TASK TO COMPLETE: Where a line of the following data contains the string "JSON", include it in the tally. Report the total alone.

EXCERPTED RECORDS:
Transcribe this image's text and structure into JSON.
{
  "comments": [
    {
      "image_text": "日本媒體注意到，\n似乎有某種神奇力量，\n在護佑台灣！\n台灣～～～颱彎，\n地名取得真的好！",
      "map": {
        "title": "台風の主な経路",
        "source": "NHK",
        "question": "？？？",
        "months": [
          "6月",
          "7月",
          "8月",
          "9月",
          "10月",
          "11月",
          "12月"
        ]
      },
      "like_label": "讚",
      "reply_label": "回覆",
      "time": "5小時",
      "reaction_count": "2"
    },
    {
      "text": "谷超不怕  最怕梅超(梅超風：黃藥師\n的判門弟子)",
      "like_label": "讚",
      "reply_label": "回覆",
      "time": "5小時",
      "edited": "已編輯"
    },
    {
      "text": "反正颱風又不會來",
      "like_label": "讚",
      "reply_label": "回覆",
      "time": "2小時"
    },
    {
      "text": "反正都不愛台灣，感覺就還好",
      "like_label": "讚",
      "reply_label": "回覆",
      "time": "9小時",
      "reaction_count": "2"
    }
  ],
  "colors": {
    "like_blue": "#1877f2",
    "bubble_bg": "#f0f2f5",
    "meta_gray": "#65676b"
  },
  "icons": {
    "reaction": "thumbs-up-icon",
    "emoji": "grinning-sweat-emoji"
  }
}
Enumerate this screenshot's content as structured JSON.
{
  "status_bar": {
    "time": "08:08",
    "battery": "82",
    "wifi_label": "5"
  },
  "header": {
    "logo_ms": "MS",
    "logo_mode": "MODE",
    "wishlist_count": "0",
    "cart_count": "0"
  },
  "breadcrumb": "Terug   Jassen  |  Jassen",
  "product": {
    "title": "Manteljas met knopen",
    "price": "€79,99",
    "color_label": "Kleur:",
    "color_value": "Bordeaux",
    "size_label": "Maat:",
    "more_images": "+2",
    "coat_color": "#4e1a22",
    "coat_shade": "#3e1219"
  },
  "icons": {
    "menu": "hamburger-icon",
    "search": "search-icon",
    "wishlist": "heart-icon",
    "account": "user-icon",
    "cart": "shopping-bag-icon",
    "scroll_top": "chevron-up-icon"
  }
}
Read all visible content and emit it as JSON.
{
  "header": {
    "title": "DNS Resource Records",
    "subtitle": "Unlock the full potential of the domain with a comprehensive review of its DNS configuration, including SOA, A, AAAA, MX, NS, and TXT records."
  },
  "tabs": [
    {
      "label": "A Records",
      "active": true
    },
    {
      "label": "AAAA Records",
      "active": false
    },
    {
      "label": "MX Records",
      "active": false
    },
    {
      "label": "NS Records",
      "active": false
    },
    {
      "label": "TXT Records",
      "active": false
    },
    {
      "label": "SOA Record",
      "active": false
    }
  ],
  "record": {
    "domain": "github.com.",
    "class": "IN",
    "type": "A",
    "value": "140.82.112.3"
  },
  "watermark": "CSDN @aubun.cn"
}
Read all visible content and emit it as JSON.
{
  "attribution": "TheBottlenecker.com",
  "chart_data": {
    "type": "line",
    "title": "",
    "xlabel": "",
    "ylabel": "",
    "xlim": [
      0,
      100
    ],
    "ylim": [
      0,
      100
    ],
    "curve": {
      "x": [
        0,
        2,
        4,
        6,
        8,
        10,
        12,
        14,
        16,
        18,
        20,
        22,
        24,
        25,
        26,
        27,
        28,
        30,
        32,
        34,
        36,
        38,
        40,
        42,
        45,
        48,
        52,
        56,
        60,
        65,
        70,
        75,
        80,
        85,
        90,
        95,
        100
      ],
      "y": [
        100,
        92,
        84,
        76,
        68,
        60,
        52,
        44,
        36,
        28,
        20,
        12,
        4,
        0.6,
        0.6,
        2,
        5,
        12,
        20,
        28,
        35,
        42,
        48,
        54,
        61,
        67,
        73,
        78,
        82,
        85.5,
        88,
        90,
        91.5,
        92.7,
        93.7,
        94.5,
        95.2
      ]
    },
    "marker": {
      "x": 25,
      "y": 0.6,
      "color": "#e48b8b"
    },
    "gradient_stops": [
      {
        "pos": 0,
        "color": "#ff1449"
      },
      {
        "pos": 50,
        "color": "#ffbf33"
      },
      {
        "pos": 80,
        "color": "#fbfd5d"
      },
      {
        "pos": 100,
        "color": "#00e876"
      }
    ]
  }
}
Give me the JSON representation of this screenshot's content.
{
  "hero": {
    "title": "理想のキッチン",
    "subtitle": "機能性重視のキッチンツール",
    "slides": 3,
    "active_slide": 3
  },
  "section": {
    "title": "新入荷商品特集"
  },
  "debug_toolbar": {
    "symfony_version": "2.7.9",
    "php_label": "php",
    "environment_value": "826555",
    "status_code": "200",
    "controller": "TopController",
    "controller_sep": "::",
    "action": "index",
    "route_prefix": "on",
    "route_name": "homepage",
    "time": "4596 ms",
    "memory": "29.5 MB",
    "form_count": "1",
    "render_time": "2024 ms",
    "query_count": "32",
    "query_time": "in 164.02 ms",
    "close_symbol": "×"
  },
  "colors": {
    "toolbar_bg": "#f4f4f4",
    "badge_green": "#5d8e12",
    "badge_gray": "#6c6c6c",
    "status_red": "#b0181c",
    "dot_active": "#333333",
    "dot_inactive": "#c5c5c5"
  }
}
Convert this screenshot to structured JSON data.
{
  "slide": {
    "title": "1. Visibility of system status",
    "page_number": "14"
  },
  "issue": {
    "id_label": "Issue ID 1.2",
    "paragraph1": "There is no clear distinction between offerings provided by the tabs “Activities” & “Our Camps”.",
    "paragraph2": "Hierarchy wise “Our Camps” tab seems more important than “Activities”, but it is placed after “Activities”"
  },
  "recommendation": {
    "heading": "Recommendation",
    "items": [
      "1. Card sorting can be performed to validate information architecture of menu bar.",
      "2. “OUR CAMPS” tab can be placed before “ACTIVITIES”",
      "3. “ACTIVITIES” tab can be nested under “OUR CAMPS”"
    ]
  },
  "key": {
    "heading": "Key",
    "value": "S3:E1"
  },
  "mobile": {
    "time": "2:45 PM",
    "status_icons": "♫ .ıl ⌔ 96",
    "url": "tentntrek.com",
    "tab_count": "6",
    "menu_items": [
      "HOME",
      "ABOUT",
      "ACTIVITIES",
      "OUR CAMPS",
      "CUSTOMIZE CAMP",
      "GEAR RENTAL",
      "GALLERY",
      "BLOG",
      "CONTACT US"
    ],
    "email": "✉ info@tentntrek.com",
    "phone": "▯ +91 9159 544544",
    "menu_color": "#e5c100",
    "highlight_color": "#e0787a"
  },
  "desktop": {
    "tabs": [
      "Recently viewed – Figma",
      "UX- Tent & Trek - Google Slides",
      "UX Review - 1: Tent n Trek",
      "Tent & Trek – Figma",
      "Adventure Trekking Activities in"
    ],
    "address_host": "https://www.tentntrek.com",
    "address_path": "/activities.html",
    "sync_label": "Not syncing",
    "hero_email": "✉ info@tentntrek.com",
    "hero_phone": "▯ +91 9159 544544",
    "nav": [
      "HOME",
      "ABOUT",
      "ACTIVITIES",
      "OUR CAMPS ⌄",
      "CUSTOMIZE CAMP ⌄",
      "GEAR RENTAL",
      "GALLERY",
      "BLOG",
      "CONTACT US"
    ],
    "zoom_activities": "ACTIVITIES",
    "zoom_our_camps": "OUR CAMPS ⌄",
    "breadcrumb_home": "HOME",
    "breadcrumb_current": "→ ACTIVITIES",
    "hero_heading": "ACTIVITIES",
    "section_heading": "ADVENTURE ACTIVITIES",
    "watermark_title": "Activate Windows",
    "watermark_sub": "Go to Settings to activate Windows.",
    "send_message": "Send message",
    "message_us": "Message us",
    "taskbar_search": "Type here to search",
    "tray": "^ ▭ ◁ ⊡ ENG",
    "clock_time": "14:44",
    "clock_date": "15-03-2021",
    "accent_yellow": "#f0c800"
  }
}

ANSWER TO THE PROBLEM: 6